In Oklahoma a judge recently ruled that the parental rights of a lesbian woman are terminated, with those rights going to the child’s sperm donor. The woman, Kris Williams, had a child with her now ex-partner, Rebekah Wilson. The couple found a sperm donor together, and Wilson carried the child to term. During the pregnancy, Williams and Wilson got married.
Two years after the birth of their child, the couple split and Wilson moved in with Harlan Vaughn, the couple’s sperm donor. Married couples are generally presumed to be the parents of any child born during the marriage, but some states have different laws in this area.
Oklahoma requires the non-biological parent of a same-sex union to formally adopt the child. Since Williams didn’t do that, a judge removed her name from the child’s birth certificate.
Williams has fought against the change and had her name reinstated, but her parental rights remained in question until mid-February. At that time, a judge ruled that the parentage act in Oklahoma predated marriage equality, and so it didn’t apply to a same-sex couple. The rights that Williams once believed she had to her child reverted to the sperm donor. Williams and her attorney plan to appeal right away.
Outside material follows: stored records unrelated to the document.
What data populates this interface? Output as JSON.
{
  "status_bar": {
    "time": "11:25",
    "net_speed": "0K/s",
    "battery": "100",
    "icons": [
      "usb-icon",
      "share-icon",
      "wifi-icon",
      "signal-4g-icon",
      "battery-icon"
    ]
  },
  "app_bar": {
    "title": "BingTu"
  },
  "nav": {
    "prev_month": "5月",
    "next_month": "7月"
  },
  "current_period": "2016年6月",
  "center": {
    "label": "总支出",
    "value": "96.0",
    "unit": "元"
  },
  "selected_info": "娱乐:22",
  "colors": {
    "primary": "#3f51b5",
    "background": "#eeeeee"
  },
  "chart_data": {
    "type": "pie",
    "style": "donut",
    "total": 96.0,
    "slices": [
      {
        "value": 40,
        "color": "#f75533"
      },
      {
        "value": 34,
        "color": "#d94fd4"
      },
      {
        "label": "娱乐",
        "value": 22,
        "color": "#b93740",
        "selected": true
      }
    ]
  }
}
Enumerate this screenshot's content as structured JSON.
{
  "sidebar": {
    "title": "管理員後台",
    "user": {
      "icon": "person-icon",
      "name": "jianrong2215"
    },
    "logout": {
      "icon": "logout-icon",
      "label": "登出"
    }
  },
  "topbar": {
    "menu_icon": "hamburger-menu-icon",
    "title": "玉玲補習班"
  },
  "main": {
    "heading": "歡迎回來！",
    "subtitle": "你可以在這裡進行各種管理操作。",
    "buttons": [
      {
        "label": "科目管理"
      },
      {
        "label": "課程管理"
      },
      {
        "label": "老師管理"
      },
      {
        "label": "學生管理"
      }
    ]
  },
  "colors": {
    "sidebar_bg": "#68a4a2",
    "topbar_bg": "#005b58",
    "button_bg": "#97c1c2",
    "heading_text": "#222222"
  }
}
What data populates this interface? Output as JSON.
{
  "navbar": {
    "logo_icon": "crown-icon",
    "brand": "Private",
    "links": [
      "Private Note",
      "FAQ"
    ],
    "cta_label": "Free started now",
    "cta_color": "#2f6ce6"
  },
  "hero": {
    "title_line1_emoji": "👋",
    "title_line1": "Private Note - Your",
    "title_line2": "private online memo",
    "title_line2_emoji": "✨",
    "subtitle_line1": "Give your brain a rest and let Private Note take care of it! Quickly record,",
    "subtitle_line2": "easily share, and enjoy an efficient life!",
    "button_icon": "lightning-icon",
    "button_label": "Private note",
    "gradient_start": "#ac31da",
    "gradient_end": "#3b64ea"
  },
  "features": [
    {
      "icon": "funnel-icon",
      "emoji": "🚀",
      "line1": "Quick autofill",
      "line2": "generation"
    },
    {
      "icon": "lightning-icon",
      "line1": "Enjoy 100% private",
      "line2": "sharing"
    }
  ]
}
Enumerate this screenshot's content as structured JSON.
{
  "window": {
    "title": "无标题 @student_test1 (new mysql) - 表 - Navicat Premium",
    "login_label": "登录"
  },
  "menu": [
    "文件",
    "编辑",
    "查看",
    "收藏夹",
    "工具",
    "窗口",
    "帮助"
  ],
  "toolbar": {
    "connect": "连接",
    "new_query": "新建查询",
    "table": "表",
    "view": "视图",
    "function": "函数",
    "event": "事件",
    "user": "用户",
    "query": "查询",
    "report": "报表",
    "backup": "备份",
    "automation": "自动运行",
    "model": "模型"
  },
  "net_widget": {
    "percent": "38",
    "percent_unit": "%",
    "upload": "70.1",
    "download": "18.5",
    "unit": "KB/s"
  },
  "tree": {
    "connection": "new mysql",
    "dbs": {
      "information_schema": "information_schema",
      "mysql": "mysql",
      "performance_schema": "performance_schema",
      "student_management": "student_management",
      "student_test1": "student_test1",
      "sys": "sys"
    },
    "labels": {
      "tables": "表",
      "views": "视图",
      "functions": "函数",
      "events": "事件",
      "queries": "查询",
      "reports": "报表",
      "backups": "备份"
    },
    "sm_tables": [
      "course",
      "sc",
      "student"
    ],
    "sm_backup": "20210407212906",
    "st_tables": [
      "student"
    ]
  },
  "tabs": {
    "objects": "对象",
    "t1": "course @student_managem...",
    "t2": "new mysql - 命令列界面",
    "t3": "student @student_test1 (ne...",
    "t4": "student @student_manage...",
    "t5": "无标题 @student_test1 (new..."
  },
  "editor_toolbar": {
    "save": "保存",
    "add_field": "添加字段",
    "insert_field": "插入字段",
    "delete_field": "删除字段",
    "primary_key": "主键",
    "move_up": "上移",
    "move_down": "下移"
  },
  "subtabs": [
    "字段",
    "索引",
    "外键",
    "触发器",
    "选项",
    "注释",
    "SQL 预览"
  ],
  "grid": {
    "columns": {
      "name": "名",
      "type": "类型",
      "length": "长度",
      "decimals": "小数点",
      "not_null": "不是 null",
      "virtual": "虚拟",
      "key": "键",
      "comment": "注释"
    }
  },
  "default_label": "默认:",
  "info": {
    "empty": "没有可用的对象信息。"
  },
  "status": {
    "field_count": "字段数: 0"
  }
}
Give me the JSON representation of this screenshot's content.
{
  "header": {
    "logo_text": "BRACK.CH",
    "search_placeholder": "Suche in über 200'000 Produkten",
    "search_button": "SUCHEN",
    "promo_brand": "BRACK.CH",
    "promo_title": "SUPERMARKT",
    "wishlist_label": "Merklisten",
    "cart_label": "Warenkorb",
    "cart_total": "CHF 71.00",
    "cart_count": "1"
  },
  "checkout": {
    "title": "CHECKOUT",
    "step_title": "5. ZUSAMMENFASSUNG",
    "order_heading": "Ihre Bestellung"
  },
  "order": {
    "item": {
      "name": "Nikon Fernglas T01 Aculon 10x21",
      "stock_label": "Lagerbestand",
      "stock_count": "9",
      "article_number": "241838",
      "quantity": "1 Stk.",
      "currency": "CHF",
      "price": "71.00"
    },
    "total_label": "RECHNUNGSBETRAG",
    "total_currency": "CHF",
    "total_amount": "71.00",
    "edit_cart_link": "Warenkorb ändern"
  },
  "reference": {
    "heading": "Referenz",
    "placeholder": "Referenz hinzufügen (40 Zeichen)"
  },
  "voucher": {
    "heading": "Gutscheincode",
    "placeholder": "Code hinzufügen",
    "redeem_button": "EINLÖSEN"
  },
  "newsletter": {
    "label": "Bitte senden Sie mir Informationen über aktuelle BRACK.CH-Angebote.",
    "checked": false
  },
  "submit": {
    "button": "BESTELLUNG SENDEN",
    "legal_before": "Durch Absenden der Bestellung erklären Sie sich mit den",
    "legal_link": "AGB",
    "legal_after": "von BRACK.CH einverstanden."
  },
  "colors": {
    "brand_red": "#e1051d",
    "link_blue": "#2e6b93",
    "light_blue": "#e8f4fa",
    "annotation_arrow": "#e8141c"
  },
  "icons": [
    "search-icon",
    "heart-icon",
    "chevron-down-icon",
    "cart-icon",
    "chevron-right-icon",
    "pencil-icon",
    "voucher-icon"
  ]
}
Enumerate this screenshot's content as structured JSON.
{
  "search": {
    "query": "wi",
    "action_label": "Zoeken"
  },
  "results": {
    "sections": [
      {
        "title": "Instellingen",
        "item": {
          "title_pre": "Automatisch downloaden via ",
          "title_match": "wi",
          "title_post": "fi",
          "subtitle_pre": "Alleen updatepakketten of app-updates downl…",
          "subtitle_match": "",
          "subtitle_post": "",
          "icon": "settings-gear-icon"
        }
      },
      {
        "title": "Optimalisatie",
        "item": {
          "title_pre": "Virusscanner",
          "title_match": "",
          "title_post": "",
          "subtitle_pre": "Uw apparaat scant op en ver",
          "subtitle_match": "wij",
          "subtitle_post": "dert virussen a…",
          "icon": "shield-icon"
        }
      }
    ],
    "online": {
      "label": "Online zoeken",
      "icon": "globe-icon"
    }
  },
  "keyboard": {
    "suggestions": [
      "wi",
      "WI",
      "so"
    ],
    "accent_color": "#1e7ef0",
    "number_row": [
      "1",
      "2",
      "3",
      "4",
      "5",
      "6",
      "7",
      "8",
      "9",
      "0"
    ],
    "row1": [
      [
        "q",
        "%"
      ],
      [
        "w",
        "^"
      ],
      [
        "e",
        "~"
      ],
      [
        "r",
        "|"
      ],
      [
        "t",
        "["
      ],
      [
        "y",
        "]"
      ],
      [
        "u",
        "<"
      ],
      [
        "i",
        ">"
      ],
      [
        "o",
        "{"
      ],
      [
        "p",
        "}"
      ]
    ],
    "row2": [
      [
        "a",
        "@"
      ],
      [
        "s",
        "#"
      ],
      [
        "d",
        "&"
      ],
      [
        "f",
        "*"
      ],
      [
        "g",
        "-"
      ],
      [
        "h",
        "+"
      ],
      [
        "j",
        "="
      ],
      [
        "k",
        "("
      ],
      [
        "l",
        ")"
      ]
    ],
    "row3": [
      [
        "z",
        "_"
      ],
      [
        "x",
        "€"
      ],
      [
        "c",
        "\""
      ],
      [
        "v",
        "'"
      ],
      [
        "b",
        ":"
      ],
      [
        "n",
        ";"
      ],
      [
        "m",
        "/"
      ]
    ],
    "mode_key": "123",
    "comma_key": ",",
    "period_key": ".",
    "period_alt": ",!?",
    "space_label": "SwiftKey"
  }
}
Another issue in this case is that Wilson and Vaughn are saying that Williams was violent to Wilson during their marriage, and Wilson has gotten a restraining order. That order has been extended once, and is still in force. Williams’ attorney, Robyn Hopkins, says she is disappointed in Oklahoma and its ruling, along with its lack of protection for same-sex parents.
There could be many impacts for marriage equality that go beyond just what happens in Oklahoma, as other states are watching the case closely. The federal ruling is that a married couple are presumed to be the parents of a child born during that marriage, and that applied to same-sex couples, as well.
But each state has some variation in their laws, and Oklahoma has taken a stance on it that could put the rights of other same-sex parents at risk for the future. Williams’ appeal may take some time to decide.
Stepparent adoption is a great way to ensure the rights of both parties raising the child. While a non-biological/non-gestational parent may already appear on the child’s birth certificate, they may lack protection if their marital rights are not universally recognized. A valid, final adoption order creates permanence and security both for the adopting parent as well as the child. Contact us today to learn more!